Hope, as defined by good old Webster’s, is: “a desire accompanied by expectation of or belief in fulfillment.”
Hope is perhaps the single greatest benefit that could be bestowed upon another person, and this job allows me to hope so very much. There are a lot of negatives in a daily CNN viewing – people seem to be pretty messed up on this planet. here are so many people fighting for freedoms, against violence and just for the right to gain more education that it is actually heart-breaking. I look around at times and wonder: WHAT IS GOING ON? People can’t shop at a mall safely. Countries are maiming and killing their own. Schools spend so much time trying to answer to the state that they don’t get an opportunity to create a love of learning. I could go on and on … and sometimes, for just moments, I do. I get so discouraged. It all feels like it is never going to get better.
But then it happens. I talk to one of my staff members from the summer and I realize that there is so much ahead. I know that working with children allows most people to gain some wistful thoughts about the future, but I am not talking about that. I am talking about being so blessed as to meet the next generation of people who are going to make this world a better place. I am talking about the letters I get to write to City Year, Avodah, Teach for America and other year-long volunteer programs that my staff are hoping to get into. I speak to them and they talk about taking a year off to work in organic farming, volunteer for an environmental company, or take a year to live in another country to educate people and gain knowledge about what is “out there.” These 20-somethings are not getting arrested for DUIs or creating havoc, they are not blasé about the world around them; they are creating change and working towards the betterment of others.
As camping professionals, we use the term “role model” for our staff. We talk with them about how the kids need to look up to them. But I don’t think it ever dawned on me that they are my role models too. These young people are what keep me positive and aware. They inform me about things that I sometimes have stopped paying attention to in my cynical views of the world. These young adults keep me HOPEFUL. They don’t let the world beat them down; they fight it, they know they can make a difference, and they give me back my idealism. Who would have thought it? I spend hours in a year creating an orientation for them to know how to work with children and all along they are giving me one of life’s greatest gifts just by being themselves.
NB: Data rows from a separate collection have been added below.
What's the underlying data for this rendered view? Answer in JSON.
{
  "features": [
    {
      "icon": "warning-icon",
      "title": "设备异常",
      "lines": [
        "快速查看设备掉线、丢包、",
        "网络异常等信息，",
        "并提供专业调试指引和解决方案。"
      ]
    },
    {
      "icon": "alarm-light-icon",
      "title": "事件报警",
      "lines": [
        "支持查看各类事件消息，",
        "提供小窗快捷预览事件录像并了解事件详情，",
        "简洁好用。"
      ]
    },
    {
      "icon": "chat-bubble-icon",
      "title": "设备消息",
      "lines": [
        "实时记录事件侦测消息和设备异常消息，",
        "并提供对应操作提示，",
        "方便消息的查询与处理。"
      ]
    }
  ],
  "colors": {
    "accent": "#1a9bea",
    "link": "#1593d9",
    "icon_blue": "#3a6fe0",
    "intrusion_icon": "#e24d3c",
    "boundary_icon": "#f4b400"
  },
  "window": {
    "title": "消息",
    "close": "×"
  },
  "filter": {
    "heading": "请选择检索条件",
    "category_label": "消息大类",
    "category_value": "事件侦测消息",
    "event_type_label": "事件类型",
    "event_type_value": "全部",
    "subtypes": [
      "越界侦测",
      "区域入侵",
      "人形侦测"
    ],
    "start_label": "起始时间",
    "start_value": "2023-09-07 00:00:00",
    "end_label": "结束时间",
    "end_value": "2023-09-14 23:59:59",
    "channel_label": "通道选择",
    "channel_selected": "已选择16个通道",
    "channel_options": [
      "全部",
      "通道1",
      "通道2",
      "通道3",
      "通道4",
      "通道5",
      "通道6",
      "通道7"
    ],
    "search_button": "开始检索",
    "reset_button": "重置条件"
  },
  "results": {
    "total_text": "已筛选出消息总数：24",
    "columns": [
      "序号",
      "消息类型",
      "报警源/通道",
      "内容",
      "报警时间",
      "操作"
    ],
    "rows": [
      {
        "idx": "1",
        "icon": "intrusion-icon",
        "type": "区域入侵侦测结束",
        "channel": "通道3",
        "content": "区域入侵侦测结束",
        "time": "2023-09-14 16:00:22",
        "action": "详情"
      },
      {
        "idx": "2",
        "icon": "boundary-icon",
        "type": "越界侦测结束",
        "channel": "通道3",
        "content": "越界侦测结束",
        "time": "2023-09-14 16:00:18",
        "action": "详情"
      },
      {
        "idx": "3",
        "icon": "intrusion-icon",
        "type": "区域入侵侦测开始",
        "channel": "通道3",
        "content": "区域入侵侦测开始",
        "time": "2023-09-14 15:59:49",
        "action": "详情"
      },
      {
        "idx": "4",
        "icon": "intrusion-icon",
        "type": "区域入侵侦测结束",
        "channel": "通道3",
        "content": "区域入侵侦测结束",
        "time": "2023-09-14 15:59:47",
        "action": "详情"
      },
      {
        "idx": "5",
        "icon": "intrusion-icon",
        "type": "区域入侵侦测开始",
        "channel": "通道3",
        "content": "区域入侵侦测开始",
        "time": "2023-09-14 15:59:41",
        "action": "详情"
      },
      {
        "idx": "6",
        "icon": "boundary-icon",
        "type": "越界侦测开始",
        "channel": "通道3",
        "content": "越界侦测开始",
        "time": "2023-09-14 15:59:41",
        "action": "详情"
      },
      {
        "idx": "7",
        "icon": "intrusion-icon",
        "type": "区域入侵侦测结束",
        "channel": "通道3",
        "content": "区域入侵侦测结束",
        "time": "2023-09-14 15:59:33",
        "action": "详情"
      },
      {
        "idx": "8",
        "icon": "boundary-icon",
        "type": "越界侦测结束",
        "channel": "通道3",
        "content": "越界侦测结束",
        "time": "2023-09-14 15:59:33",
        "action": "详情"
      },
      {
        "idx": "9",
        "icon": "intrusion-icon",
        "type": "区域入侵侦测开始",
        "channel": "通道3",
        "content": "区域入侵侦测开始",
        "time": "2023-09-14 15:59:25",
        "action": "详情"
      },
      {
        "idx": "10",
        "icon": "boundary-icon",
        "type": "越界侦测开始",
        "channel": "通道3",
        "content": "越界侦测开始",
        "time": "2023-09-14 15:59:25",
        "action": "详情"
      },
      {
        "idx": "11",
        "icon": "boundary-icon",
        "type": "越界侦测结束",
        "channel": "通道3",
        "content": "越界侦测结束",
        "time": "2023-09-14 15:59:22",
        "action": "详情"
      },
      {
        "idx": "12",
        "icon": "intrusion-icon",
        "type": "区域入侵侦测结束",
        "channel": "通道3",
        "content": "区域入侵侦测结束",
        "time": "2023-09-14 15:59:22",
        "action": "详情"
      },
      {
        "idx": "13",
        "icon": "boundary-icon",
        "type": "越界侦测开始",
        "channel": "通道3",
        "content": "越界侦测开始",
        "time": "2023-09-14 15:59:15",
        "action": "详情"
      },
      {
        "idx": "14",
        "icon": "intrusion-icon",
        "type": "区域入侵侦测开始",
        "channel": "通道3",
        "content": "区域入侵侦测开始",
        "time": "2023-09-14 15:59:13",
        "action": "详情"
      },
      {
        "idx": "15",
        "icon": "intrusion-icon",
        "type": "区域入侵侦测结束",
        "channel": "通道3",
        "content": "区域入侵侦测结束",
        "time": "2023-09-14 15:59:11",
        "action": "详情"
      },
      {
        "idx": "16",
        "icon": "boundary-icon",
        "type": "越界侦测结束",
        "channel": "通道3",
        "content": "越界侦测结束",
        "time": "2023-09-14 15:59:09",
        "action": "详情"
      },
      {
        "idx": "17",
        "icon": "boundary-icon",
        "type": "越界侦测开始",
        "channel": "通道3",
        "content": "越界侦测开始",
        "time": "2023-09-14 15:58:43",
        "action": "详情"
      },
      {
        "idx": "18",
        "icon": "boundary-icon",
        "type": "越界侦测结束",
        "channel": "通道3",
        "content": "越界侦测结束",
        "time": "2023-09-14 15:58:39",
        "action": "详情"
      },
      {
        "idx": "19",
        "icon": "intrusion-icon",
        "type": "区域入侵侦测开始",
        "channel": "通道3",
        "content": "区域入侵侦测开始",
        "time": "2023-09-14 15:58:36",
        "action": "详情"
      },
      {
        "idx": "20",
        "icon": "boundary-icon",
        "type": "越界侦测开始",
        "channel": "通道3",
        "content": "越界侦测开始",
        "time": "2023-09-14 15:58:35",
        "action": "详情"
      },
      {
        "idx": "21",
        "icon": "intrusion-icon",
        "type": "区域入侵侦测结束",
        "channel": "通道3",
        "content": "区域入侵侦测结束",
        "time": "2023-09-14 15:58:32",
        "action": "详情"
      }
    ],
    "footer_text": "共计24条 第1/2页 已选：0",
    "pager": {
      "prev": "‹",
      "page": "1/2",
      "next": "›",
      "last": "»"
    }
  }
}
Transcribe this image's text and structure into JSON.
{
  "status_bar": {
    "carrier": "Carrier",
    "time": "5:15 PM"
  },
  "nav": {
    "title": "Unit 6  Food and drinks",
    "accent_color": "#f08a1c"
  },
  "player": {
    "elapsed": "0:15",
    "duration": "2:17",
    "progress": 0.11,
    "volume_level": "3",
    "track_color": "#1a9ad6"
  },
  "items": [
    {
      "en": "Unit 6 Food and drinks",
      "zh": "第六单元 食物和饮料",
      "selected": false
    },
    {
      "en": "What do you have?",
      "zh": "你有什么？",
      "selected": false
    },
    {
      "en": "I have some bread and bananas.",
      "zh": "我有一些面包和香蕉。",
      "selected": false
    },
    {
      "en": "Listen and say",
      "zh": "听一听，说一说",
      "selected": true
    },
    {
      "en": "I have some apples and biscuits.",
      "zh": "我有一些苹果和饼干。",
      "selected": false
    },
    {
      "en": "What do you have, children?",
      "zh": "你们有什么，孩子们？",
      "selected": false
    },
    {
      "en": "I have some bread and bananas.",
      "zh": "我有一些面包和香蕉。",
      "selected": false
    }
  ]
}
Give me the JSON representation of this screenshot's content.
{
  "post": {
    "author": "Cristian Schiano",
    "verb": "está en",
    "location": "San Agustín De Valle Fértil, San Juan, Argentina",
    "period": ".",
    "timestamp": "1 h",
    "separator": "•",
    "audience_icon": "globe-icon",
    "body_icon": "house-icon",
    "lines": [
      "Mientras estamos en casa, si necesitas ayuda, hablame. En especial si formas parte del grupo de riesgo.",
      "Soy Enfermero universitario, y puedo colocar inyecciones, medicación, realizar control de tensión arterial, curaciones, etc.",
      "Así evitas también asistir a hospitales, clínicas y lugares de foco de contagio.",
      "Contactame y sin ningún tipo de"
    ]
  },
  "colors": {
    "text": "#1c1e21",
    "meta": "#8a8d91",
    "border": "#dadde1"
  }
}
Whether it be a video sent to me where ten of my former staff are celebrating Shabbat together and just wanted me to know that camp made a difference, or a staff member from 20 years ago posts a Facebook message that they are working with children who learn differently and that camp made the difference for them to chose that career, or even when I reconnect with my own peers from my days of being a camp counselor and I realize that, well, these people are the good ones, the ones who are doing things that make this world a more productive, compassionate, and better place. My staff call during their own time to let me know that two campers are having an issue on-line and how can they help. They ask me about what the adulthood thing is really like and are there any secrets to making it all work. They care for and about each other and others. They make me proud. With that pride comes a realization that something good is happening in these summer homes. We are not merely helping families and children through their search for a Jewish connection or a place where kids can be better than they get to be in their everyday lives. We are allowing these staff to create glimmers of positivity. They are learning and being and creating HOPE.